How to build a WiFi robot

Interested in Robotics? Here's the place to be.
Post Reply
andrewarcher
Posts: 1
Joined: Mon Mar 30, 2009 9:11 am
Contact:

How to build a WiFi robot

Post by andrewarcher » Mon Mar 30, 2009 9:45 am

Image
Today we will be showing you how to build a WiFi Robot / Spybot from scratch. It is a very straight forward project that can be completed by an intermediate robot builder. Plan on taking a few hours of your time to complete this project.

Items Needed:
1 Rc Car (new or used -- choose one that could easily have an Rc servo fit in the steering system. We found our Rc car at Radio Shack)

1 Barracuda WiFi Robot Controller (use can get 10% if you use the coupon code on thier Youtube video)http://www.robotics-redefined.com/index ... ucts_id=62

1 WiFi Router (don't be too concerned about the brand -- we will be using Linksys because we found it to be most reasonably priced)

1 Network Camera (we will be using a Linksys network camera, see note for further details)

2 Ethernet Cables

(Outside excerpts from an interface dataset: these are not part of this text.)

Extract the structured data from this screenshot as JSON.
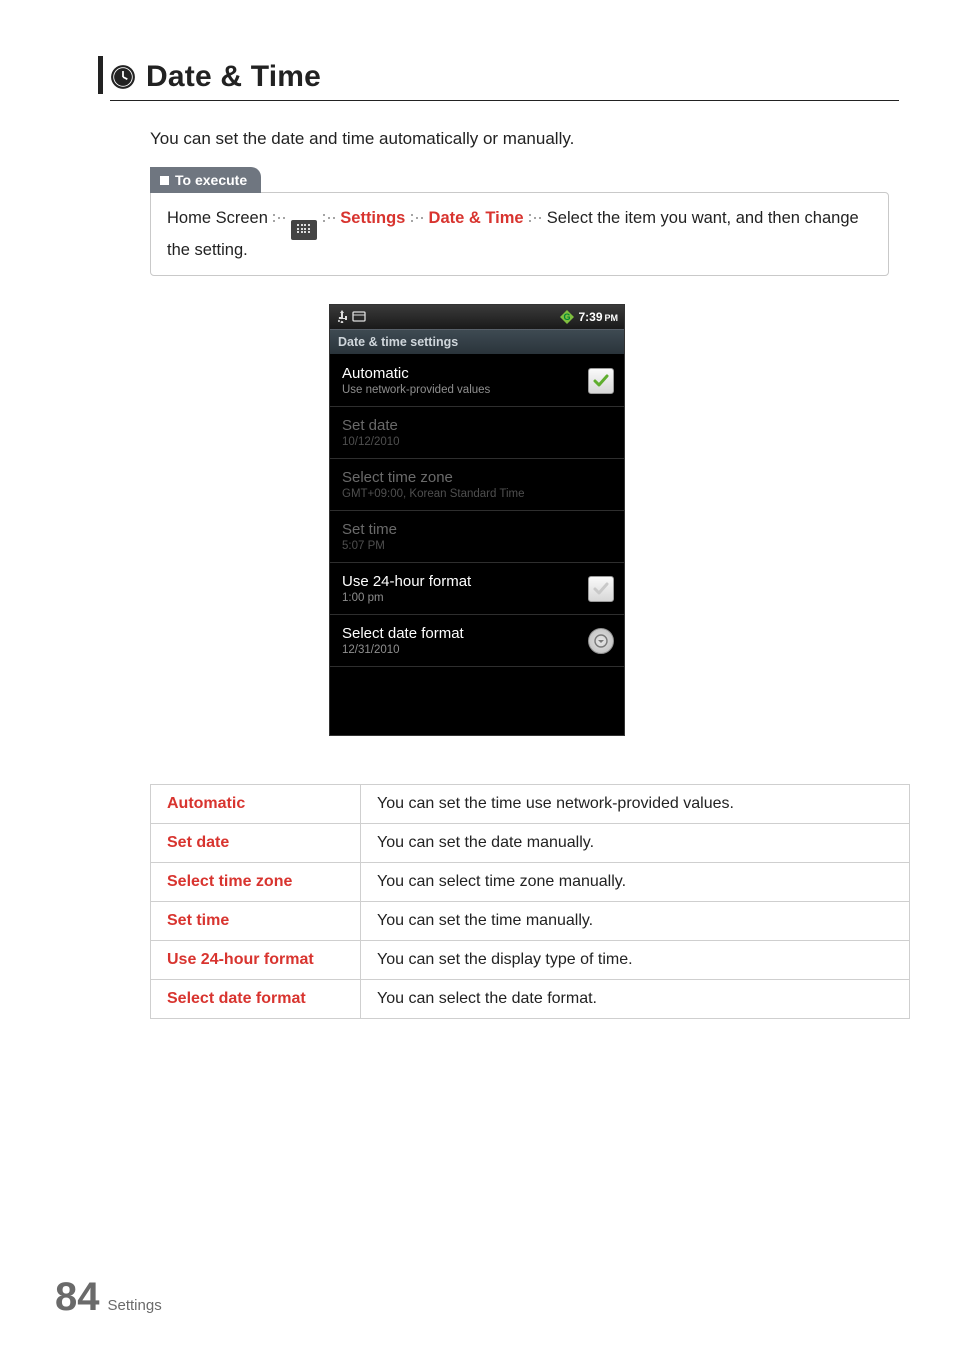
{
  "page": {
    "title": "Date & Time",
    "intro": "You can set the date and time automatically or manually.",
    "number": "84",
    "section": "Settings"
  },
  "exec": {
    "tab_label": "To execute",
    "crumb_home": "Home Screen",
    "crumb_settings": "Settings",
    "crumb_datetime": "Date & Time",
    "tail": "Select the item you want, and then change the setting."
  },
  "phone": {
    "status_time": "7:39",
    "status_ampm": "PM",
    "screen_title": "Date & time settings",
    "rows": {
      "automatic": {
        "title": "Automatic",
        "sub": "Use network-provided values"
      },
      "set_date": {
        "title": "Set date",
        "sub": "10/12/2010"
      },
      "select_tz": {
        "title": "Select time zone",
        "sub": "GMT+09:00, Korean Standard Time"
      },
      "set_time": {
        "title": "Set time",
        "sub": "5:07 PM"
      },
      "use_24h": {
        "title": "Use 24-hour format",
        "sub": "1:00 pm"
      },
      "select_df": {
        "title": "Select date format",
        "sub": "12/31/2010"
      }
    }
  },
  "table": {
    "r1": {
      "k": "Automatic",
      "v": "You can set the time use network-provided values."
    },
    "r2": {
      "k": "Set date",
      "v": "You can set the date manually."
    },
    "r3": {
      "k": "Select time zone",
      "v": "You can select time zone  manually."
    },
    "r4": {
      "k": "Set time",
      "v": "You can set the time manually."
    },
    "r5": {
      "k": "Use 24-hour format",
      "v": "You can set the display type of time."
    },
    "r6": {
      "k": "Select date format",
      "v": "You can select the date format."
    }
  }
}
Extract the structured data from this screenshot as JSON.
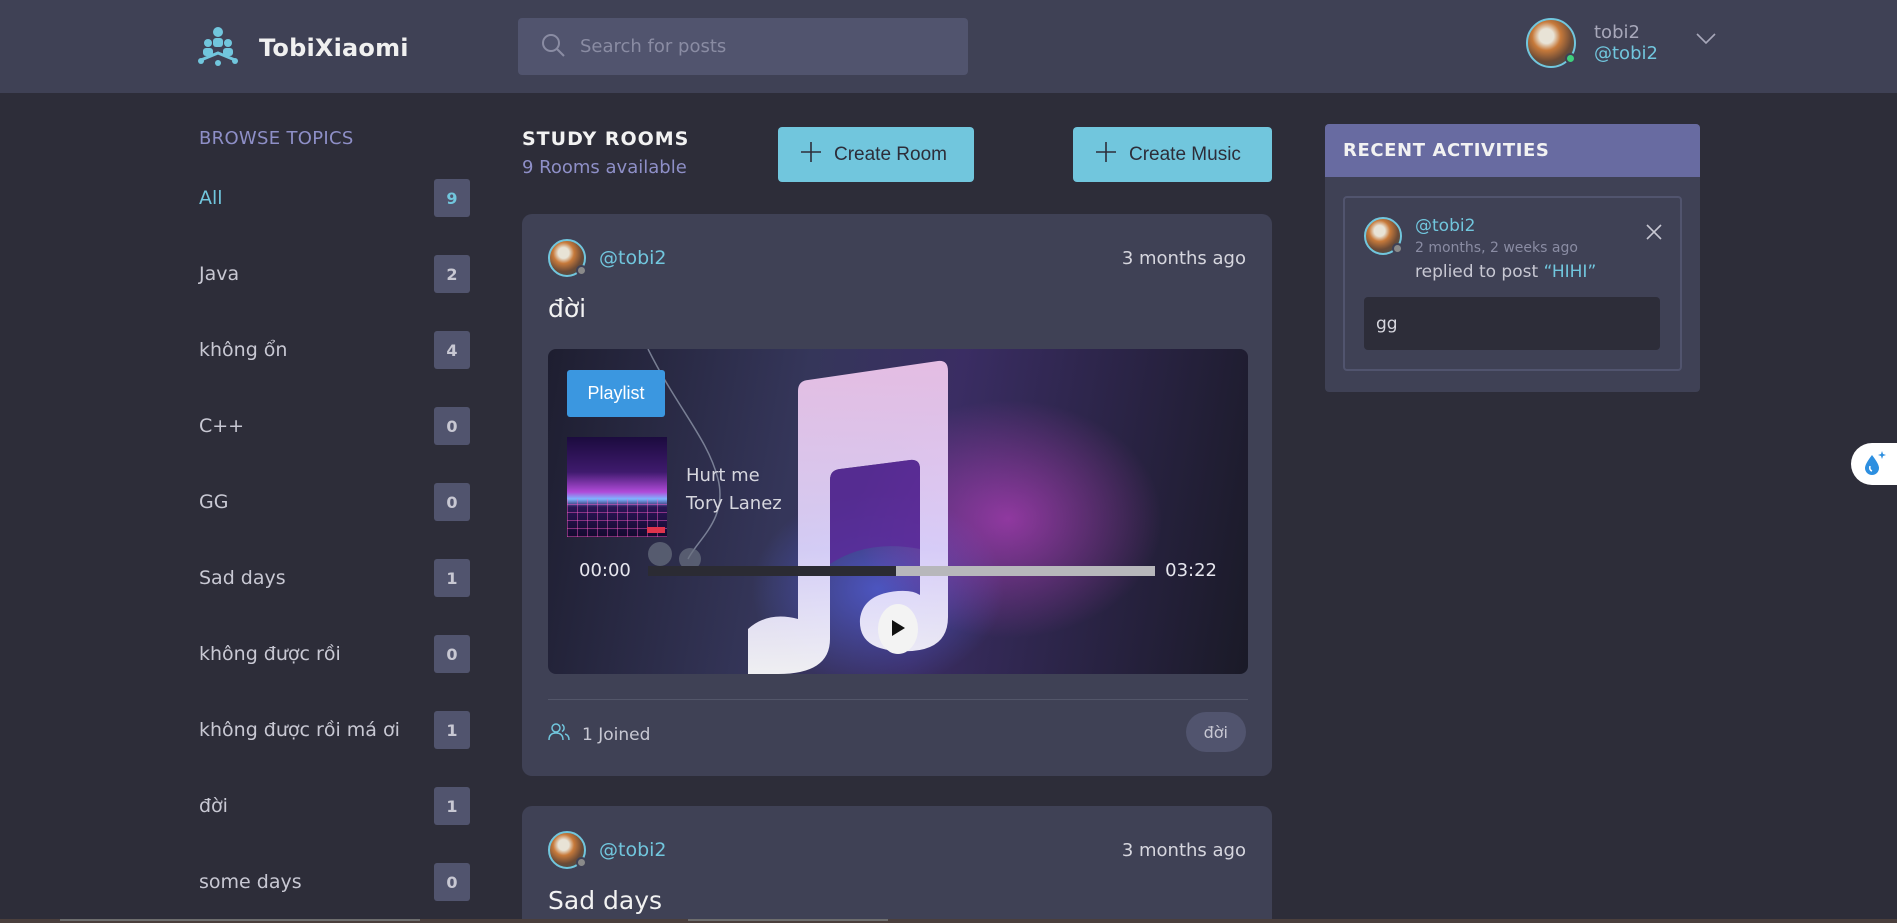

1 5v Reglator for camera (may be depending on the brand of camera you are using)

Wire
Solder
Tape

**NOTE** After testing the WiFi Robot / Spybot, we would encourage the use of a different network camera. The Linksys camera works well, but if you are looking for a good quality image, we would suggest doing your own research on finding a camera that works for you.

STEP 1: COMPLETE CARNAGE!

To begin building your WiFi Robot / Spybot, gutting the Rc car is the first step. Take out everything! We got our Rc car from Radio Shack (but again, do your research find one that works for you). We took everything out of our Rc car and built a roll cage on top. Here is a picture of the truck after taking it apart with the 3 Rc batteries mounted on the truck.
Image

The two red batteries are to power the main motor and the Barracuda WiFi controller. The blue 7.2v battery will power the Linksys router, the 5v regulator for the camera, and the steering servo. However, three batteries are not needed. After testing the completed project, we have found that having three batteries allows the WiFi Robot / Spybot to have longer run times as well as making it more reliable. If you opt for two batteries, the Linksys router and the 5v regulator can handle 35v; allowing you to run them straight off the two 7.2v batteries wired in series. The only problem will be for the steering servo.You would either have to add another 5v regulator or get a higher amperage 5v regulator and run the camera and servo off of that. The latter would be easiest.

STEP 2: INSTALL THE STEERING SERVO

In this step, we took out the steering mechanism and replaced it with an Rc servo. Completing this step will be different depending on the kind of Rc car that you use. Refer to picture below.
Image

STEP 3: INSTALL THE BARRACUDA WIFI ROBOT / SPYBOT CONTROLLER

We started this step out by extending the wires coming from the motor by soldering on extra wire. Below is a picture of the Barracuda WiFi Robot / Spybot controller. This is what we will be using to control our robot.
Image

In the second picture of this step, we wanted you to take a look at the yellow wire from the motor that is connected to the terminal block. You can also see how the batteries are connected in series to power the Barracuda WiFi Robot controller. We connect the servo on the green terminal block. The red wire is connected to the third 7.2v batteries ground, as well as the servo's ground -- tying them all together. The white wire is the servo's signal wire. The Barracuda has two ports; each can individually be configured as a digital or analog input, a digital output or an Rc output.
Image

STEP 4: POWER THE CAMERA, ROUTER AND SERVO
Connect the corresponding power and ground wires for the following items:
The third 7.2v battery's mating connector
The servo
5v regulator
The router power connector
For a more detailed view, check out the Youtube video
http://www.youtube.com/roboworksllc

STEP 5: CONNECT THE BARRACUDA AND THE CAMERA TO THE ROUTER

Configure your router to have the base Ip address of 192.168.1.1. The stock Ip address for the Barracuda is 192.168.1.10. The Ip can be changed to whatever you want it to be with the included Barracuda configuration program. Connect the camera and the Barracuda WiFi robot controller to the router using the two Ethernet cables. Configure the camera to have an Ip that works with that of the router and Barracuda.

STEP 6: POWER UP AND GO!

The Barracuda WiFi robot controller comes with a sample program and source code to drive the car. Power the car up, connect to your camera in the browser, run the sample program for the Barracuda, and START DRIVING! The Barracuda also supports use of a PlayStation 3 controller plugged into your computer to control it.
For more info and to see the WiFi robot cruising around, check out
http://www.robotics-redefined.com

Post Reply

Who is online

Users browsing this forum: No registered users and 2 guests